**Exercise objective:**
Can the data below be set down again exactly, line for line?

Collected data entries:

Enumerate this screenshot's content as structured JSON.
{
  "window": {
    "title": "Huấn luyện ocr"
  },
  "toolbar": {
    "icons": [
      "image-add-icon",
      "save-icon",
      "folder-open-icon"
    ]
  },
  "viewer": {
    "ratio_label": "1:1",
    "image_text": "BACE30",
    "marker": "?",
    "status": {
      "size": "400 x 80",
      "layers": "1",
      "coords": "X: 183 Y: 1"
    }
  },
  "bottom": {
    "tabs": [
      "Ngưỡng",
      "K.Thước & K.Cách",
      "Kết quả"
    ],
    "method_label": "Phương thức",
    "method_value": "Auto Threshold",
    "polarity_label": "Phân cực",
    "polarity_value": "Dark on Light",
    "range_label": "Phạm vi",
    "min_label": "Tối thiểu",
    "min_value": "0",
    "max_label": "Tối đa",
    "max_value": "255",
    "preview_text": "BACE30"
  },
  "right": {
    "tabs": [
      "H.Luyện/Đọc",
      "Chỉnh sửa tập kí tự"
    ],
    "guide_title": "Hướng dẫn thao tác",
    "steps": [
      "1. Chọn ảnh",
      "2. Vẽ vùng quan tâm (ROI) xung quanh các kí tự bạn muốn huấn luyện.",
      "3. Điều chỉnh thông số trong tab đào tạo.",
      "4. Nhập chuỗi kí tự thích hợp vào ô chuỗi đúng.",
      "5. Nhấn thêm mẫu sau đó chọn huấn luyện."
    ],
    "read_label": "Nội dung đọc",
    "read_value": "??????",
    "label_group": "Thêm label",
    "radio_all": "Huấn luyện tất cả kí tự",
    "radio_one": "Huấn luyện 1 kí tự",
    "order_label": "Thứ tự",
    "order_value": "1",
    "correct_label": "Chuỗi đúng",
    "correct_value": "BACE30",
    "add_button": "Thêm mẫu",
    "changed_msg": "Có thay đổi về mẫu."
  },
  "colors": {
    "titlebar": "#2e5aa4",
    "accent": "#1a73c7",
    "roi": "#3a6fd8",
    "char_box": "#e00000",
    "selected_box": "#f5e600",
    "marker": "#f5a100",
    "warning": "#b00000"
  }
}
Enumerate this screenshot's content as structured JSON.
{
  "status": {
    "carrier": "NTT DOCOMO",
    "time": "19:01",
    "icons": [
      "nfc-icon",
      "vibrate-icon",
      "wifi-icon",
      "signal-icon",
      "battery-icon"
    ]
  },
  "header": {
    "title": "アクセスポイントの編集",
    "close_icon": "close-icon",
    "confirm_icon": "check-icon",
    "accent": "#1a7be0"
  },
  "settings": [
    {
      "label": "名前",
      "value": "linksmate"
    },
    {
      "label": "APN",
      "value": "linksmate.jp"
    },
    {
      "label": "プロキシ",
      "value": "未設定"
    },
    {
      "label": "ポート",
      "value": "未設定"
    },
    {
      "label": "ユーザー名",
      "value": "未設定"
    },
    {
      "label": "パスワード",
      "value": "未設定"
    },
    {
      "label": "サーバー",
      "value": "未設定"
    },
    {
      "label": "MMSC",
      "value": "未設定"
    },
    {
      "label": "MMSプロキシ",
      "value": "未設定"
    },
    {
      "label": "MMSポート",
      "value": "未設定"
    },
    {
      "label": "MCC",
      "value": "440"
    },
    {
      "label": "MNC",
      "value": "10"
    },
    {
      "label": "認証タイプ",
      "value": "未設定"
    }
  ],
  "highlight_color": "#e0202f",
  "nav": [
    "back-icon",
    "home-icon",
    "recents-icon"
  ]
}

**Response to the task:**
Enumerate this screenshot's content as structured JSON.
{
  "window": {
    "title": "Huấn luyện ocr"
  },
  "toolbar": {
    "icons": [
      "image-add-icon",
      "save-icon",
      "folder-open-icon"
    ]
  },
  "viewer": {
    "ratio_label": "1:1",
    "image_text": "BACE30",
    "marker": "?",
    "status": {
      "size": "400 x 80",
      "layers": "1",
      "coords": "X: 183 Y: 1"
    }
  },
  "bottom": {
    "tabs": [
      "Ngưỡng",
      "K.Thước & K.Cách",
      "Kết quả"
    ],
    "method_label": "Phương thức",
    "method_value": "Auto Threshold",
    "polarity_label": "Phân cực",
    "polarity_value": "Dark on Light",
    "range_label": "Phạm vi",
    "min_label": "Tối thiểu",
    "min_value": "0",
    "max_label": "Tối đa",
    "max_value": "255",
    "preview_text": "BACE30"
  },
  "right": {
    "tabs": [
      "H.Luyện/Đọc",
      "Chỉnh sửa tập kí tự"
    ],
    "guide_title": "Hướng dẫn thao tác",
    "steps": [
      "1. Chọn ảnh",
      "2. Vẽ vùng quan tâm (ROI) xung quanh các kí tự bạn muốn huấn luyện.",
      "3. Điều chỉnh thông số trong tab đào tạo.",
      "4. Nhập chuỗi kí tự thích hợp vào ô chuỗi đúng.",
      "5. Nhấn thêm mẫu sau đó chọn huấn luyện."
    ],
    "read_label": "Nội dung đọc",
    "read_value": "??????",
    "label_group": "Thêm label",
    "radio_all": "Huấn luyện tất cả kí tự",
    "radio_one": "Huấn luyện 1 kí tự",
    "order_label": "Thứ tự",
    "order_value": "1",
    "correct_label": "Chuỗi đúng",
    "correct_value": "BACE30",
    "add_button": "Thêm mẫu",
    "changed_msg": "Có thay đổi về mẫu."
  },
  "colors": {
    "titlebar": "#2e5aa4",
    "accent": "#1a73c7",
    "roi": "#3a6fd8",
    "char_box": "#e00000",
    "selected_box": "#f5e600",
    "marker": "#f5a100",
    "warning": "#b00000"
  }
}
Enumerate this screenshot's content as structured JSON.
{
  "status": {
    "carrier": "NTT DOCOMO",
    "time": "19:01",
    "icons": [
      "nfc-icon",
      "vibrate-icon",
      "wifi-icon",
      "signal-icon",
      "battery-icon"
    ]
  },
  "header": {
    "title": "アクセスポイントの編集",
    "close_icon": "close-icon",
    "confirm_icon": "check-icon",
    "accent": "#1a7be0"
  },
  "settings": [
    {
      "label": "名前",
      "value": "linksmate"
    },
    {
      "label": "APN",
      "value": "linksmate.jp"
    },
    {
      "label": "プロキシ",
      "value": "未設定"
    },
    {
      "label": "ポート",
      "value": "未設定"
    },
    {
      "label": "ユーザー名",
      "value": "未設定"
    },
    {
      "label": "パスワード",
      "value": "未設定"
    },
    {
      "label": "サーバー",
      "value": "未設定"
    },
    {
      "label": "MMSC",
      "value": "未設定"
    },
    {
      "label": "MMSプロキシ",
      "value": "未設定"
    },
    {
      "label": "MMSポート",
      "value": "未設定"
    },
    {
      "label": "MCC",
      "value": "440"
    },
    {
      "label": "MNC",
      "value": "10"
    },
    {
      "label": "認証タイプ",
      "value": "未設定"
    }
  ],
  "highlight_color": "#e0202f",
  "nav": [
    "back-icon",
    "home-icon",
    "recents-icon"
  ]
}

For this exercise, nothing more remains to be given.